Why the tears? (And yes, Mudget, when you came up next to me I had just been shown the choice. Sometimes mirrored sunglasses protect me from more that the sun. Hahaha). There are lots of reasons, but there is one that surfaces to the top. I have this opportunity to fight, laugh, AND cry and so many others do not. Some only get to fight and some only get to cry (nobody only gets to laugh). Ed and others may get to do all three but spend most of their time fighting to survive.
So I cried because God reminded me once again just how lucky I am. And I cried because I was thinking about not doing the loop when I knew I could. And I cried because others would love to do what I did today and cannot.
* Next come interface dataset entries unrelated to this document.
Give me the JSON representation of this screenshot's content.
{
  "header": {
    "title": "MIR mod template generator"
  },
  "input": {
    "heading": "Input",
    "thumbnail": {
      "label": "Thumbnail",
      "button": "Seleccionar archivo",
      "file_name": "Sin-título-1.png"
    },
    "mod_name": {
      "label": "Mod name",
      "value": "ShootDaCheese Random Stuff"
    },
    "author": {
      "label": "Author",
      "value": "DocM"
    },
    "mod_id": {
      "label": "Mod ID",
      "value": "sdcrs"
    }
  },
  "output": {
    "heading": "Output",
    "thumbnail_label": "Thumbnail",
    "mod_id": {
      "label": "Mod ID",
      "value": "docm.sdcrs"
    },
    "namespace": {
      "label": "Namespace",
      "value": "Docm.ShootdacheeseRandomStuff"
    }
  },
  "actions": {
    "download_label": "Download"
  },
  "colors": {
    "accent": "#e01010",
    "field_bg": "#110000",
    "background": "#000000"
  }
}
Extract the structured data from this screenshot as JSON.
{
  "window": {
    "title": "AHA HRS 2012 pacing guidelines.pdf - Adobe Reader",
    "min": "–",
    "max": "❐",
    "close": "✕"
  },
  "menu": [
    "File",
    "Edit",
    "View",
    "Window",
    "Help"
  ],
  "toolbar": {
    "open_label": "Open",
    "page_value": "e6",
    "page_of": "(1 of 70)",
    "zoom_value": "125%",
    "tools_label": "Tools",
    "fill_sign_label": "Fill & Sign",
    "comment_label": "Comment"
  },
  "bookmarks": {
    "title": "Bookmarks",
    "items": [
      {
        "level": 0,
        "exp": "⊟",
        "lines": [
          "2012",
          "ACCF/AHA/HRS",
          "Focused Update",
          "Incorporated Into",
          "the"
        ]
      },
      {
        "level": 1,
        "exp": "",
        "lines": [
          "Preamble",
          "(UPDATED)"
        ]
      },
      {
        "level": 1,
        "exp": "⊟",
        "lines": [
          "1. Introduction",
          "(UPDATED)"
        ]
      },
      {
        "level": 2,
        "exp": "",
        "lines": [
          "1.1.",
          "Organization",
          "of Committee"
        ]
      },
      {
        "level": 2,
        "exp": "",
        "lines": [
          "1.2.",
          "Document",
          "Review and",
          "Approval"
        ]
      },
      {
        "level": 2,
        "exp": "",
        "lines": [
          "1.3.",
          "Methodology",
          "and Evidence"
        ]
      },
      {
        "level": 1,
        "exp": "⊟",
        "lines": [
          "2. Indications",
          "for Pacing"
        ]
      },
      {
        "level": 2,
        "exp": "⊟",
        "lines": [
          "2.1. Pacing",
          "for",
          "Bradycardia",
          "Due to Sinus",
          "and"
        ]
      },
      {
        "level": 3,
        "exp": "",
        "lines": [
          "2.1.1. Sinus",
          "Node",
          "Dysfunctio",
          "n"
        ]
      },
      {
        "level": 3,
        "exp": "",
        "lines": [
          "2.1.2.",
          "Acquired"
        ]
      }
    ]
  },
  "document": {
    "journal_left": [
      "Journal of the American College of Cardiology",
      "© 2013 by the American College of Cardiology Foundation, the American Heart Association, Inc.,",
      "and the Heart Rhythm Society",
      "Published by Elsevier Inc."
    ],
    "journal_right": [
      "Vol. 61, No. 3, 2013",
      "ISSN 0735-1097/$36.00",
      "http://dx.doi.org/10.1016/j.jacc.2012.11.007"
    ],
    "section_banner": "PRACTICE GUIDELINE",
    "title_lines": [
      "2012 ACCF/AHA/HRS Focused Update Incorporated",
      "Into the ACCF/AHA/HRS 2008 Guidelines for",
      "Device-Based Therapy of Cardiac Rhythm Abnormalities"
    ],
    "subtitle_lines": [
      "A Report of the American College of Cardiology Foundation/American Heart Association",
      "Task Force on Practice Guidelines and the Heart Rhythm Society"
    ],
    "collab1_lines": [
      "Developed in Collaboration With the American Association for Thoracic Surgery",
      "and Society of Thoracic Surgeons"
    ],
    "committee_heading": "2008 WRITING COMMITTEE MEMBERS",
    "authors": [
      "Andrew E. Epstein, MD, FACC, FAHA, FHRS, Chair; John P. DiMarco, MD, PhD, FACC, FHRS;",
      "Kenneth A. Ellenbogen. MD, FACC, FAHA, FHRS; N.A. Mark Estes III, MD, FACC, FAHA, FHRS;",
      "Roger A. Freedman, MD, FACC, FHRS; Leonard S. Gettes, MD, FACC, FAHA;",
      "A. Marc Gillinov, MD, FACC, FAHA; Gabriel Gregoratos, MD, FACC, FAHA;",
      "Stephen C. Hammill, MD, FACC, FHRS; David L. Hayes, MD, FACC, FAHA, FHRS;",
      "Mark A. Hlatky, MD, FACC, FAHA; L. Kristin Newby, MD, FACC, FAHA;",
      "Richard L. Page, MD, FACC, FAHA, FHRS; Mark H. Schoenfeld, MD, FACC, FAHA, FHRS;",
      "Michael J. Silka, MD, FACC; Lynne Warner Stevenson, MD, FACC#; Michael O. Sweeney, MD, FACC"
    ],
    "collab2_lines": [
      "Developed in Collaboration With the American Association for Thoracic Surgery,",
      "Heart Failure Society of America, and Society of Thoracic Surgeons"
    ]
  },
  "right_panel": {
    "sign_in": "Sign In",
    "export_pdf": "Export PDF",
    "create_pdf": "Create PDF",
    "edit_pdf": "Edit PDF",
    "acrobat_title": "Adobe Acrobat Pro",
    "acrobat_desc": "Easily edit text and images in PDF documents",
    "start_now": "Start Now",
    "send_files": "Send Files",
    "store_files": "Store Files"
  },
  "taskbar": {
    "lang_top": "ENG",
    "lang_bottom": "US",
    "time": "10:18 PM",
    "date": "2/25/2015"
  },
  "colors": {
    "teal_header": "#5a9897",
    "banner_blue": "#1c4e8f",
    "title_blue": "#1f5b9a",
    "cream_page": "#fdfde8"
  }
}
So Ed, it was not Elvis that sent me around. Sorry! It was also not your cup of tea like going to watch the Blue Jays or Maple Leafs. But this loop was for you! #fightlikehell
SHINE! The Road Rider
P.S. The first song on the loop was Big & Rich “Save a Horse, Ride a Cowboy.” The crying was over. It was time to “RELAX” and I did for the first time on this trip so far. Fastest I’ve gone in a month. What a ride! I think this road sign was talking to me, but I did not listen!
I Ride For: Angaline
On our last day of being up north for the 4th of July, I went into the local coffee shop for my usual Iced Coconut Milk Latte. In the past, they have had great scones and brownies with my favorite being the Almond Joy Scone. Wow – it was the best. But none so far this year. Well, when I went in on this last day they had an entire plate of them. I bought TWO. When I got back to the house, I showed Jeri my picture of the scones and said, “How could this not be a fantastic day today?”
Why do I write this while on RAGBRAI? Because at the first town a mechanic, named Jeff, FIXED MY BIKE! The gears now all work. I already had an attitude adjustment on the first 15 miles and now my bike works. “How could this not be a fantastic day today?”
Between these two towns I rode for Angaline. She had been married for 67 years when she died from cancer. She left behind 6 kids, 19 grandkids, and 52 great grandkids. There is no doubt that cancer in her life was crappy AND with that kind of family, “How could it not be a fantastic life?” With that much procreating at least it must have been fun. The fact that her Grandson, Noah, asked me to do this flag means she left a heck of an impression. It does not get any better than that.
At about the 70 mile mark, I needed water and pulled into this little bar. It was fantastic. I had the place to myself. In honor of Grandma Angeline, I had a grilled cheese.
SHINE! The Road Rider